▶ Work instruction
Below are entries. Pull out all lines containing "small".

▶ Material for this exercise
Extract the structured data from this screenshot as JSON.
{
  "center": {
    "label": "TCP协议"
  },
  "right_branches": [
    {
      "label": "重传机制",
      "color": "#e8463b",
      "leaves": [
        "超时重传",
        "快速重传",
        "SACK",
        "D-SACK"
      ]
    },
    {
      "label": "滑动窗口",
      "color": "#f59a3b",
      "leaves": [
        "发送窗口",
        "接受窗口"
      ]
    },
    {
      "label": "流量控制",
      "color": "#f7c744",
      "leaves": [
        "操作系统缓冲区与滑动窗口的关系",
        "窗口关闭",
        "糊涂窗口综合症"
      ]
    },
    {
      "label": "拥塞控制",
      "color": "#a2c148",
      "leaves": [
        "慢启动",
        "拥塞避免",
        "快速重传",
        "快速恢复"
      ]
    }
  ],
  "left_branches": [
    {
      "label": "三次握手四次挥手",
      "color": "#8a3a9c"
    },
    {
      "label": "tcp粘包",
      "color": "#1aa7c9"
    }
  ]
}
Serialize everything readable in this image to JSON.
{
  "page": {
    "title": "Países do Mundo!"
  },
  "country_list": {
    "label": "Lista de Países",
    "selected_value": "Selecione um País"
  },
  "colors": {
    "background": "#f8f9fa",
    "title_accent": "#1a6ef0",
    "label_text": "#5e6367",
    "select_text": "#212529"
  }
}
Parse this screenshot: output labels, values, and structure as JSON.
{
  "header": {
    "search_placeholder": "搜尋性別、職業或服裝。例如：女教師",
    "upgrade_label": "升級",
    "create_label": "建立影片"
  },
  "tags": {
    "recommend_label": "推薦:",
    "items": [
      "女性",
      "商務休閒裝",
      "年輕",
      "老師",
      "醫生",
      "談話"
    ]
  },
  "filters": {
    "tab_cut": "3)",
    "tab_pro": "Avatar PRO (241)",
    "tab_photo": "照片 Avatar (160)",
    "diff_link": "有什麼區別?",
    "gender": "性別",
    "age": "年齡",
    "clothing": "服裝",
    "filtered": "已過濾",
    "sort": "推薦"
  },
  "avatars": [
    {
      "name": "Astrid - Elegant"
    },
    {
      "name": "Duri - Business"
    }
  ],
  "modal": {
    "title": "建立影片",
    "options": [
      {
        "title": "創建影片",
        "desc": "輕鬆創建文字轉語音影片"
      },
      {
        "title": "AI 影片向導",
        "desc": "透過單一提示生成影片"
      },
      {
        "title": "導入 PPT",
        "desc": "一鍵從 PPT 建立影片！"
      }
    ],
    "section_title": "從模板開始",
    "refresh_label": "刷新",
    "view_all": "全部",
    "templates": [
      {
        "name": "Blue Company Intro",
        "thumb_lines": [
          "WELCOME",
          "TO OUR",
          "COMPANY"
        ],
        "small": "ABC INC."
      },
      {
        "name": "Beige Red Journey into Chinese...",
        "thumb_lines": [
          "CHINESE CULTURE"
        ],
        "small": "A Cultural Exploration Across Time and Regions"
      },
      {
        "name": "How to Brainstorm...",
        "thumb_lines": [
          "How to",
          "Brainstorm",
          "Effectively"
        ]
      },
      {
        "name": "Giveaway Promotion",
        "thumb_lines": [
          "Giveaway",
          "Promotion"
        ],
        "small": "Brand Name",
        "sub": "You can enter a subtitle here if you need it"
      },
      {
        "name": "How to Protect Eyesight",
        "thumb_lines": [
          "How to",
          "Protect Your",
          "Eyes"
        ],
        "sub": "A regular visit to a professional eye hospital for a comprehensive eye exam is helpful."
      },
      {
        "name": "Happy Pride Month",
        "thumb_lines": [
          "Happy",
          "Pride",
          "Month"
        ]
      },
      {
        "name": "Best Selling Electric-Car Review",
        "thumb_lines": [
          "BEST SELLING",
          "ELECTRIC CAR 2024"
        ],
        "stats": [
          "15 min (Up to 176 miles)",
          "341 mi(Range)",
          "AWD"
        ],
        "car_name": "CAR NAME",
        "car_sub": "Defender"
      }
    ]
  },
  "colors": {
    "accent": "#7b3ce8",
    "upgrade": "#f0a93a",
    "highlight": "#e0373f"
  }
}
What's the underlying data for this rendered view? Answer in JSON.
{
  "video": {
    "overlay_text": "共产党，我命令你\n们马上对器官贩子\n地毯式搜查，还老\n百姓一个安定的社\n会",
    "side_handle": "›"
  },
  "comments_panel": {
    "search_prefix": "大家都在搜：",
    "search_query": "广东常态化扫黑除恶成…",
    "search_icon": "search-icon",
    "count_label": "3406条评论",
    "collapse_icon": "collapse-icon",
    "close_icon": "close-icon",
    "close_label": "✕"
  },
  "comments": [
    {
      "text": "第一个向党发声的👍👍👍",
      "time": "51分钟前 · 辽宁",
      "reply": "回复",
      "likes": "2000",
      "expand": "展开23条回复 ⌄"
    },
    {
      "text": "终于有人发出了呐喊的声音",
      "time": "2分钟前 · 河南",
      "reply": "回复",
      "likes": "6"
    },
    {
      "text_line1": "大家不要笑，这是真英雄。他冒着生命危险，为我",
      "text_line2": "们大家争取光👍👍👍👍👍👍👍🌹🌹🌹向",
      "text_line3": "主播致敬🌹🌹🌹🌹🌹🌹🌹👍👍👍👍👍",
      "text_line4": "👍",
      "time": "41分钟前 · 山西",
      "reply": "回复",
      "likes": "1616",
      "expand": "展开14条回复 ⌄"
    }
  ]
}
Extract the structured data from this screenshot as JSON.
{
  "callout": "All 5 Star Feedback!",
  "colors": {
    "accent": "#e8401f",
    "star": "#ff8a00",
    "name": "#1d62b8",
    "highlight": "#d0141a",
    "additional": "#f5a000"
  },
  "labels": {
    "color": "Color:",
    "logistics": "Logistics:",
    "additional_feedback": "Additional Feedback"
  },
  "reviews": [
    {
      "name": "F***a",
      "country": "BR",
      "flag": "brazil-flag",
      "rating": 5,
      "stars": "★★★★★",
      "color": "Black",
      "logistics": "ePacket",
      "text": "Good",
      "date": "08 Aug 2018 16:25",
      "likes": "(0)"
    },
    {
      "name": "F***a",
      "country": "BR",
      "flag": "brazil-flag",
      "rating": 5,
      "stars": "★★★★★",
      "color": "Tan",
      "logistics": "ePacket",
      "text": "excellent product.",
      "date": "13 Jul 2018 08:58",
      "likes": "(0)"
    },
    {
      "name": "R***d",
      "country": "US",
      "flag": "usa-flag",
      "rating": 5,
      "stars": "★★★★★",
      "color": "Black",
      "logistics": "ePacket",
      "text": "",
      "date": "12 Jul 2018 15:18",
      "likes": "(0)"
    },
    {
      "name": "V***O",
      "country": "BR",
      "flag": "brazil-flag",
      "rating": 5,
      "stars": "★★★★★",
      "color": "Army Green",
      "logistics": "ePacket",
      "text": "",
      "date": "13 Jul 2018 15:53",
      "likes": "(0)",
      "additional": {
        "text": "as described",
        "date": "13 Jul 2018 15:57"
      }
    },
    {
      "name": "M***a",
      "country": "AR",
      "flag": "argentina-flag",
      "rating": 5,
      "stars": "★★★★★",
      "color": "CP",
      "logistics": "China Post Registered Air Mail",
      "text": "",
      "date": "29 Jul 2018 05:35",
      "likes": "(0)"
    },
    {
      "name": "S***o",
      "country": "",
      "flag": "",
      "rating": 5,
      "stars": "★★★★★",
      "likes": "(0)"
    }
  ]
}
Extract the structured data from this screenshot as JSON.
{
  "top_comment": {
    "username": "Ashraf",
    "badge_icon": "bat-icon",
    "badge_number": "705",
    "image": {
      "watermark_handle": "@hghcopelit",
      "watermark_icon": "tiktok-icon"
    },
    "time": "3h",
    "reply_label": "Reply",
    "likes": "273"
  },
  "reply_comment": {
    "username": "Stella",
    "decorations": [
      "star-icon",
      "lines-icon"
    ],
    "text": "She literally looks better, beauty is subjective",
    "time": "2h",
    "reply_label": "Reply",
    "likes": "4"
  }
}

▶ Solution for this task
        "small": "ABC INC."
        "small": "A Cultural Exploration Across Time and Regions"
        "small": "Brand Name",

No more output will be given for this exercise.